ASSIST guidelines shed light on effectiveness of nighttime illumination
Recently revealed research shows that conventional photometry may misestimate the effectiveness of some light sources used at night.
The volume, developed through previous research by the Lighting Research Center (LRC) at Rensselaer Polytechnic Institute, describes a unified system of photometry that characterizes the often tricky photometric performance of light sources under nighttime applications.
How humans see
The human visual system uses two types of photoreceptors, cones and rods, found in the retina. Cones are used to process visual information under daytime or “photopic” light levels, while rods work under completely dark “scotopic” conditions.
There is, however, a range of light levels called “mesopic,” where both cones and rods together provide input to the visual system. Mesopic light levels are typically found outdoors at night, where streetlights, cars, and buildings all contribute to the total light level.
Since commercial photometry is based entirely upon the photopic or daytime luminous efficiency function, it may misestimate the effectiveness of some light sources used at night, says LRC Director Mark Rea, Ph.D., one of the authors of the “ASSIST recommends” volume.
A unified photometric system
The proposed unified system of photometry integrates both the scotopic and photopic luminous efficiency functions into a complete system that can be used across the entire range of light levels available to the human visual system. The system differentially weights the two efficiency functions depending upon light level.

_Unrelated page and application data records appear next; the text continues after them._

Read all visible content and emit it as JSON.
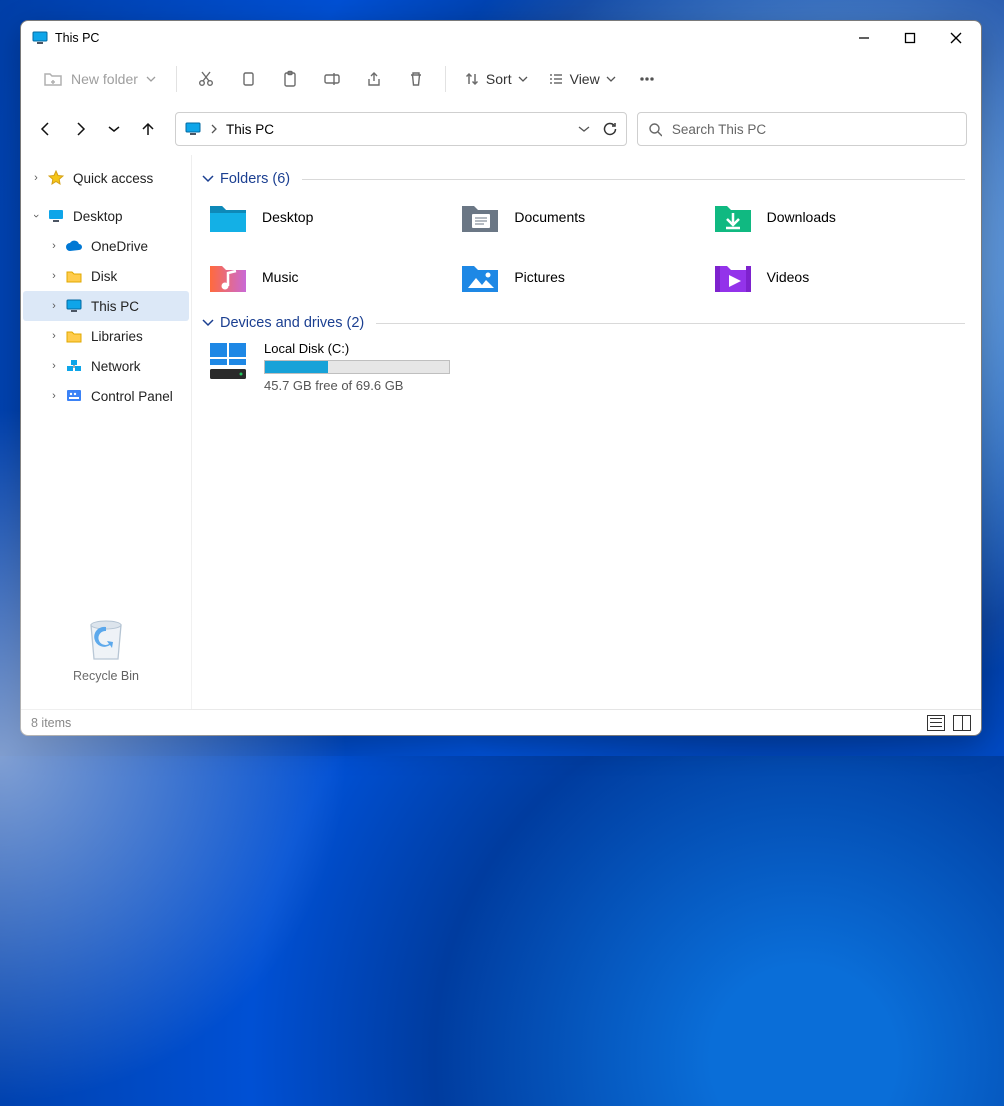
{
  "title": "This PC",
  "toolbar": {
    "new_folder": "New folder",
    "sort": "Sort",
    "view": "View"
  },
  "address": {
    "crumb": "This PC"
  },
  "search": {
    "placeholder": "Search This PC"
  },
  "sidebar": {
    "quick_access": "Quick access",
    "desktop": "Desktop",
    "onedrive": "OneDrive",
    "disk": "Disk",
    "this_pc": "This PC",
    "libraries": "Libraries",
    "network": "Network",
    "control_panel": "Control Panel",
    "recycle_bin": "Recycle Bin"
  },
  "groups": {
    "folders": {
      "label": "Folders (6)"
    },
    "devices": {
      "label": "Devices and drives (2)"
    }
  },
  "folders": {
    "desktop": "Desktop",
    "documents": "Documents",
    "downloads": "Downloads",
    "music": "Music",
    "pictures": "Pictures",
    "videos": "Videos"
  },
  "drive": {
    "name": "Local Disk (C:)",
    "free_text": "45.7 GB free of 69.6 GB",
    "used_percent": 34
  },
  "status": {
    "items": "8 items"
  }
}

“In effect, it is a system for choosing among commercially available light sources to deliver the same unified, rather than photopic, photometric quantity,” says Rea.
Calculating unified luminance
The ASSIST publication provides step-by-step instructions for calculating the unified luminance of a given light source based on light level and the scotopic-to-photopic ratio of the light source.
Different combinations of light sources and light levels may produce the same unified luminance, which indicates photometric equivalency. Therefore, the system can serve as a simple method for trading off light sources and light levels under mesopic conditions, and thereby aid in the selection of light sources for a given application.
How ASSIST works
ASSIST is a collaboration between researchers, manufacturers, and government organizations. Its goal is to identify and reduce major technical hurdles currently facing solid-state lighting.
The “ASSIST recommends” program provide a set of formal recommendations to the LED and lighting communities about issues important for the reliable performance of LED lighting and its comparison to other light source technologies.